The Five-Point Test is one of the various measures of figural fluency functions that have been developed as nonverbal analogues to word fluency tasks, and used in neuropsychological assessment to evaluate the ability to initiate and sustain mental productivity, and to self-monitor and regulate responding in the visual–spatial domain. The aim of the current study was to collect normative data for a version of the Five-Point Test (M-FPT) administered to a sample of Italian healthy adults aged 16–60 (n = 332). Performance on the M-FPT was scored by computing the cumulative number of unique designs (UDs) performed on a 3-min administration time. Two supplemental scores were also computed: (a) the cumulative strategies (CSs) consisting with the number of UDs incorporated into enumerative or rotational strategies; (b) the error index (ErrI), consisting with the percentage between the number of perseverative or rule-breaking errors and the number of designs overall. Multiple regression analyses revealed a significant effect of age and education, but not gender, for both UDs and CSs. Equivalent scores and cut-off scores were then determined for UDs and CSs. Descriptive statistical analyses and cut-off scores were reported for ErrI. The availability of normative data for the M-FPT will be valuable in clinical settings for assessing of executive dysfunctions on the visual-spatial subdomain of subjects with brain injury. However, in order to increase the usefulness of the test, the upper limits of the age range of the normative sample should be widened. Moreover, further analyses should be required for determining the inter-rater and test–retest reliability for M-FPT performances, and providing evidence of the sensitivity of this measure to brain disturbances generally and to frontal lobe dysfunction specifically.

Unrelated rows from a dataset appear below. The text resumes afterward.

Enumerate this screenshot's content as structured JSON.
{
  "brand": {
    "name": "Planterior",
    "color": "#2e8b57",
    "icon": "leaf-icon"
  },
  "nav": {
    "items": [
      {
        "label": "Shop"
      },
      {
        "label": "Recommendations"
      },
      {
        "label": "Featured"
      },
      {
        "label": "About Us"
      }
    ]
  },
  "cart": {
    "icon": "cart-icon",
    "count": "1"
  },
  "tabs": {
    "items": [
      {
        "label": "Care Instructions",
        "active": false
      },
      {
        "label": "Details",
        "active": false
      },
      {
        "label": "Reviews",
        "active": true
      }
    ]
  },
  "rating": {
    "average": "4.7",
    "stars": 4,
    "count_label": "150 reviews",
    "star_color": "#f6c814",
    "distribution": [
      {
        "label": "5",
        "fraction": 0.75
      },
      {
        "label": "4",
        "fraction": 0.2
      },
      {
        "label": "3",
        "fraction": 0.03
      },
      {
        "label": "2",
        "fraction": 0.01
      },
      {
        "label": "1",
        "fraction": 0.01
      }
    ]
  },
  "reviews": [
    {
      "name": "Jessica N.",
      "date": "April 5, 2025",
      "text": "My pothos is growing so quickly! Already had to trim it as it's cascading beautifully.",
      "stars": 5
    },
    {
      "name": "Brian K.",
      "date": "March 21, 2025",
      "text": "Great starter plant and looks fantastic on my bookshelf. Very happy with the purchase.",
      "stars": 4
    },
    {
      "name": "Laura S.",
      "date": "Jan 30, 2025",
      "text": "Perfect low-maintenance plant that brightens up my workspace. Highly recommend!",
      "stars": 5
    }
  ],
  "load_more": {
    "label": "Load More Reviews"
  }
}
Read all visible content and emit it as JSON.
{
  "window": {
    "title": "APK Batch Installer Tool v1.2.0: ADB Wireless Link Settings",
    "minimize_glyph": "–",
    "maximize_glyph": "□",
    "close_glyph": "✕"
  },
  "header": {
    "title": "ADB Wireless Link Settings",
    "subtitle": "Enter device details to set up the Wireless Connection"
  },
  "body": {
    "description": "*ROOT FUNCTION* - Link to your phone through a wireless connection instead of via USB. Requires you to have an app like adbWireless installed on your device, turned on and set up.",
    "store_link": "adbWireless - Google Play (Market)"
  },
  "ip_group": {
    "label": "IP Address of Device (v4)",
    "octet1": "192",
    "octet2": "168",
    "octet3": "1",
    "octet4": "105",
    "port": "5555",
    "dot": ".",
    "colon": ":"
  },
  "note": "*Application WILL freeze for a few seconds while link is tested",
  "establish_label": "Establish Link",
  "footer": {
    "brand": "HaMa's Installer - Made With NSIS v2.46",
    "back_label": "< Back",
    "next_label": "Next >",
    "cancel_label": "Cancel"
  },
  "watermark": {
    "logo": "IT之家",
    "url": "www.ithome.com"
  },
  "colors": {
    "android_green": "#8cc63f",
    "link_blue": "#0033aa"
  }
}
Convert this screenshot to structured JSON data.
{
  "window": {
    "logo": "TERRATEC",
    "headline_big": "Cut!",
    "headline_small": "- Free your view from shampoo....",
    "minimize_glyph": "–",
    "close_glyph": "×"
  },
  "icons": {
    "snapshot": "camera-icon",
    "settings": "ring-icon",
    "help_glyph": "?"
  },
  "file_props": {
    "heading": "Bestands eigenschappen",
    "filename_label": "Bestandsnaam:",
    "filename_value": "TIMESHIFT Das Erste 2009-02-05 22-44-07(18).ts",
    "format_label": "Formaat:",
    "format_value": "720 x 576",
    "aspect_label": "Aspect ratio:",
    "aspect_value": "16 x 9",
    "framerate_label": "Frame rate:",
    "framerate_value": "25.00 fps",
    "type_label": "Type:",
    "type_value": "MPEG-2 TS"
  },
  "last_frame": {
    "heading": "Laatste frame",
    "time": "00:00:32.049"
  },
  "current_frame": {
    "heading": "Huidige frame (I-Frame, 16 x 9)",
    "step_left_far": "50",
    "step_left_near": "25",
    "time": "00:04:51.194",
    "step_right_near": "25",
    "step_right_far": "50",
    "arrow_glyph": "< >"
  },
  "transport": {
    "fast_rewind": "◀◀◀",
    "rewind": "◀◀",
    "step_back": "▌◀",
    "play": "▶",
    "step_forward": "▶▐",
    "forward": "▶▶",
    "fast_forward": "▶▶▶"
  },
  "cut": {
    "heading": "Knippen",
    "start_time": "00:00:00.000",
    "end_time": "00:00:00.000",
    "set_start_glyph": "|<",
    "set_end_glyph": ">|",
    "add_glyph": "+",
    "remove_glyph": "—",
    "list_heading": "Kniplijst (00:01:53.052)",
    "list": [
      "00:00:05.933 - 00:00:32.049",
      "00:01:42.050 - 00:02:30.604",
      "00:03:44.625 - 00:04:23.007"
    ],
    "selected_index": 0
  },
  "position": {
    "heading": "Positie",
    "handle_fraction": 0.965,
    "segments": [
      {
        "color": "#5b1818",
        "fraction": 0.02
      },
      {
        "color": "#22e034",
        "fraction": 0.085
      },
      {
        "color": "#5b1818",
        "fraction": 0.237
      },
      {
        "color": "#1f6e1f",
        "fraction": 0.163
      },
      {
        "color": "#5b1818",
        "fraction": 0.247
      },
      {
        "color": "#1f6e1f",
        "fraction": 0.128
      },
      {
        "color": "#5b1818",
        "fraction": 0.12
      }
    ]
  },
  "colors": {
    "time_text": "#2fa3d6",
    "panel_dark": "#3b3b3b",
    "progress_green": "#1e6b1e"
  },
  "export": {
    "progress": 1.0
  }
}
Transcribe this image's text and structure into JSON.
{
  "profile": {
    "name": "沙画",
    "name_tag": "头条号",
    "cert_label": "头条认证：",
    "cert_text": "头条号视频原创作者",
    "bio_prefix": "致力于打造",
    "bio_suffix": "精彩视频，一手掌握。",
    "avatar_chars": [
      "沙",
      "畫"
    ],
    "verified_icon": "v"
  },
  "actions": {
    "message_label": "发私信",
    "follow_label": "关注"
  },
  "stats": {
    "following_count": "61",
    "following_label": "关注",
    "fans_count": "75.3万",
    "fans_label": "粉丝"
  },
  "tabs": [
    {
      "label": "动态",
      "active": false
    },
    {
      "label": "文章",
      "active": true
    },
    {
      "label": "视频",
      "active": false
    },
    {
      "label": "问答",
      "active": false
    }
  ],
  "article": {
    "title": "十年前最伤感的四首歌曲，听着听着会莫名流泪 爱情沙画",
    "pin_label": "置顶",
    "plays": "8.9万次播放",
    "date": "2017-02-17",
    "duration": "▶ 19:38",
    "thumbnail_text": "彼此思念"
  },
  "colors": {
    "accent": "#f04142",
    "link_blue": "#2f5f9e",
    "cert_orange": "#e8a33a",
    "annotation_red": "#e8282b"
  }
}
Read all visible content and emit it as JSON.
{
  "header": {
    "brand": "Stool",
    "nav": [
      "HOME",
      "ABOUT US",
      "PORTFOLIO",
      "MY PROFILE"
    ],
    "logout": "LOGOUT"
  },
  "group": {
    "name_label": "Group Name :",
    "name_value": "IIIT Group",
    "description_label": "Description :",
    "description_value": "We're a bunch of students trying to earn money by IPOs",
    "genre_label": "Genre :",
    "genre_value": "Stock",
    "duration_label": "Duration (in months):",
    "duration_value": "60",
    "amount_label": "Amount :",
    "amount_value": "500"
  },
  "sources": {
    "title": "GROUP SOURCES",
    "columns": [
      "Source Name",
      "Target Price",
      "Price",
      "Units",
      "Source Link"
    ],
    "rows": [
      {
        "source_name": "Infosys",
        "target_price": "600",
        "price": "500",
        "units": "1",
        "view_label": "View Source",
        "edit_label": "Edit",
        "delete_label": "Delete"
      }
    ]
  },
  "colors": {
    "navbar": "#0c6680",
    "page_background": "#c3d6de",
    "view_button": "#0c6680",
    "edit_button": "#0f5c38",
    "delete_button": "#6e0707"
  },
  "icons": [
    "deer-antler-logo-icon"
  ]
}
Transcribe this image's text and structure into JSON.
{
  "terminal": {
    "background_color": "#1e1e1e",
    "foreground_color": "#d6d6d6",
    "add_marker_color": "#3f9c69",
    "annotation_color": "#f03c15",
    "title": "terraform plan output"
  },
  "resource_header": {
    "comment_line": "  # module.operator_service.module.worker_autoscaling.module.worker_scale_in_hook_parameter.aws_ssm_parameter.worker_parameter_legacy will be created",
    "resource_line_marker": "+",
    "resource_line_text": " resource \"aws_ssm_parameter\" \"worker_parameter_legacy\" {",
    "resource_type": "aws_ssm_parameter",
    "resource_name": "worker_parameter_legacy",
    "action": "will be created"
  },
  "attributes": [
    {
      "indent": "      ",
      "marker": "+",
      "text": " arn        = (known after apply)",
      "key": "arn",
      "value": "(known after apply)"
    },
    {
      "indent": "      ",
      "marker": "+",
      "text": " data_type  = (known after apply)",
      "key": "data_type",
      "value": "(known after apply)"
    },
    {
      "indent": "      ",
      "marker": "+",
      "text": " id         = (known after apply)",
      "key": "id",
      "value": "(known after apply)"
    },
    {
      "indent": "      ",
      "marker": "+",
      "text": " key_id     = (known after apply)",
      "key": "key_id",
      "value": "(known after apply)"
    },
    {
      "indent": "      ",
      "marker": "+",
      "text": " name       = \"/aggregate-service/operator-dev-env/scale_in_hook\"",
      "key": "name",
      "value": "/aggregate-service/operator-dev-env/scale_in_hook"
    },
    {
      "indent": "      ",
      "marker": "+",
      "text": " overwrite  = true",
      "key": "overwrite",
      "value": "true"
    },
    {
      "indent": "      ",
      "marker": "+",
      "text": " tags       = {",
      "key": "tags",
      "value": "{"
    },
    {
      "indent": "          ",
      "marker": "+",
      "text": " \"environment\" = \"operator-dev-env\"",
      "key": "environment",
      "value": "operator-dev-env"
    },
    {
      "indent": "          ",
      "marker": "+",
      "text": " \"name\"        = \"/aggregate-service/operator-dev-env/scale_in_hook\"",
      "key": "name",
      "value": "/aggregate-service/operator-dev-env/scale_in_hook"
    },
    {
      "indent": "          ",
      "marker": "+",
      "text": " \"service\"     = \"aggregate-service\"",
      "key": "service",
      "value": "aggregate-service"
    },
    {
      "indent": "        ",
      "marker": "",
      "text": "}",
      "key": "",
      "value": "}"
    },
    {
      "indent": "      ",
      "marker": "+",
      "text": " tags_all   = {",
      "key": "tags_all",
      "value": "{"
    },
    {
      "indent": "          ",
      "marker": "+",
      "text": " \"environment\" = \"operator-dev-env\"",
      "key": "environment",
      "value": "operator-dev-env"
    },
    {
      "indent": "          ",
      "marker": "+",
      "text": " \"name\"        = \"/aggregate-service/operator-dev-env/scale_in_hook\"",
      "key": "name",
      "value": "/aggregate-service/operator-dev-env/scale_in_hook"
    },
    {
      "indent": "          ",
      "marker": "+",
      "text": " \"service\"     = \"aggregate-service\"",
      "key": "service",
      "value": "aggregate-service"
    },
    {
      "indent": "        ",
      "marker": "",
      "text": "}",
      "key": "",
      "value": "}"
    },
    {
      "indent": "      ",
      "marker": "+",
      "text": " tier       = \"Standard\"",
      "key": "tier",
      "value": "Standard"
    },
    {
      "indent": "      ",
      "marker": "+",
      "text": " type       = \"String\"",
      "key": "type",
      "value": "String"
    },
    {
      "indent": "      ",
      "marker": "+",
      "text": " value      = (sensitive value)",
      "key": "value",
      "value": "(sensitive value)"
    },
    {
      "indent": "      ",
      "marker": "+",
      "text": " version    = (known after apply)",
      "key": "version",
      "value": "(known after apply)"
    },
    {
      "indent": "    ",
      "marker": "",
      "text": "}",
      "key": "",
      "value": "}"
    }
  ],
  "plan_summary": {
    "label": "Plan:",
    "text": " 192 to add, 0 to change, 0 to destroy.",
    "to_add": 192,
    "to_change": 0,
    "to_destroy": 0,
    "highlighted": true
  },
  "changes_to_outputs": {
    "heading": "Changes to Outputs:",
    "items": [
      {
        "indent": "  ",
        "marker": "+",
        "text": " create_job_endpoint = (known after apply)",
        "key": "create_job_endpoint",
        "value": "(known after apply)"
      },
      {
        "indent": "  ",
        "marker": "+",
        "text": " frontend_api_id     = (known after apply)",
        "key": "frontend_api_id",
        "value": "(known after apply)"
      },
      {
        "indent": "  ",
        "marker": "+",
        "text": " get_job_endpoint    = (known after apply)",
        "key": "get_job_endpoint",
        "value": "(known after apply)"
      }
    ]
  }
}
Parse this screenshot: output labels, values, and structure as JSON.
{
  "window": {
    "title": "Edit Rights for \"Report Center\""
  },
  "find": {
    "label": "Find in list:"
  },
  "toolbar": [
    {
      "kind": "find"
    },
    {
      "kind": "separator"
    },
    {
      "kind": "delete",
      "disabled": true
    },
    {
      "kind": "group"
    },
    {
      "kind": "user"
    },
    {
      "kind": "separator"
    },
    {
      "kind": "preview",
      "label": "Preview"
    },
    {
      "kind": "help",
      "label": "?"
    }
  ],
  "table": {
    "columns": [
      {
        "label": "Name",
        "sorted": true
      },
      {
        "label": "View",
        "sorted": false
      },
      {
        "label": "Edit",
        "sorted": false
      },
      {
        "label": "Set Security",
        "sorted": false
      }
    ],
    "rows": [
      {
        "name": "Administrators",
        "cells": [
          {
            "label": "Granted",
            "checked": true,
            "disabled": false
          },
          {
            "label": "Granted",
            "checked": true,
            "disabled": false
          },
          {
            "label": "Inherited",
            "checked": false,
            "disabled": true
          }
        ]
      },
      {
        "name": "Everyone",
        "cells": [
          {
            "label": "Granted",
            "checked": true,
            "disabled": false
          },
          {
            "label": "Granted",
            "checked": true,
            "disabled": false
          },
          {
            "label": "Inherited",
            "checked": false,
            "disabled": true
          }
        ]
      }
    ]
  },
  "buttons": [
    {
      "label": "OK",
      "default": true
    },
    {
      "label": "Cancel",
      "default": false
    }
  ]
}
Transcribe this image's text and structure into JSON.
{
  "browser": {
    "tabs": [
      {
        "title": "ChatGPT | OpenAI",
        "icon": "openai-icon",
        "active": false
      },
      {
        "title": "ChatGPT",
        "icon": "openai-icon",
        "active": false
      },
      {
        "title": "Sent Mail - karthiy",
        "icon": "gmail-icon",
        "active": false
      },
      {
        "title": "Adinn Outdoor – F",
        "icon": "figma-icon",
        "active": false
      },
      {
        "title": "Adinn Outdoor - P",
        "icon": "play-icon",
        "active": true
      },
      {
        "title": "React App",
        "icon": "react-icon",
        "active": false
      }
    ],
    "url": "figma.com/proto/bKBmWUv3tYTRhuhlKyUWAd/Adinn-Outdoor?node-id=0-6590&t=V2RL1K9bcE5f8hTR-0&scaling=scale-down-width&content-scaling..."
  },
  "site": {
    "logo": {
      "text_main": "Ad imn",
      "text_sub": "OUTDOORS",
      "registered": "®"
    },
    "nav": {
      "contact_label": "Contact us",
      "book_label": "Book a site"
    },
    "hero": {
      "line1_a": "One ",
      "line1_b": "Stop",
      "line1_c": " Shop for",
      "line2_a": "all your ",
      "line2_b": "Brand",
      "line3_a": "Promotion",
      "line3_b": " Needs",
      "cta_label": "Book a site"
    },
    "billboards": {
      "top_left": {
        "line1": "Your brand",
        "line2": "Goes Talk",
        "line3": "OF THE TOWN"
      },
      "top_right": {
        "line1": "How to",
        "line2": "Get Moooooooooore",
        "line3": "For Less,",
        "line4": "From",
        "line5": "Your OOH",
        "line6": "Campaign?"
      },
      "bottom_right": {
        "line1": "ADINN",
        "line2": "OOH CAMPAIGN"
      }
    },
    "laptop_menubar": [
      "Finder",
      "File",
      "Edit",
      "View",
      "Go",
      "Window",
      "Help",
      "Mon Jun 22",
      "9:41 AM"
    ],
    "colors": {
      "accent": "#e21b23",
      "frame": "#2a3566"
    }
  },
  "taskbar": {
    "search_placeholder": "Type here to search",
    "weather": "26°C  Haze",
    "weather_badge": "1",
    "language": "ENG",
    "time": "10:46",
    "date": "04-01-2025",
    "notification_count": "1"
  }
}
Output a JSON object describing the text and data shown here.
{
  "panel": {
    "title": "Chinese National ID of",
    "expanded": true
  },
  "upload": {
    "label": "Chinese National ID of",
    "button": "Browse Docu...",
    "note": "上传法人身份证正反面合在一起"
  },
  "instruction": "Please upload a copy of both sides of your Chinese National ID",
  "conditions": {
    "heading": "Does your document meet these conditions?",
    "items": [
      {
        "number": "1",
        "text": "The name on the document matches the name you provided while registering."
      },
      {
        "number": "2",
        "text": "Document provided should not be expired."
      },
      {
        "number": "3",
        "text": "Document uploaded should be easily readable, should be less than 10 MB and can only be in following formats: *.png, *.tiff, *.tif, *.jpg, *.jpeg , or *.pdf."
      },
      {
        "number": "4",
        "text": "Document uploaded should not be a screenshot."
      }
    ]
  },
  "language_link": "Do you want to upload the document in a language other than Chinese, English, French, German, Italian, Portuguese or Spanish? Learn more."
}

Modified Five-Point TestSpatial fluencyAssessmentExecutive functionsNormative data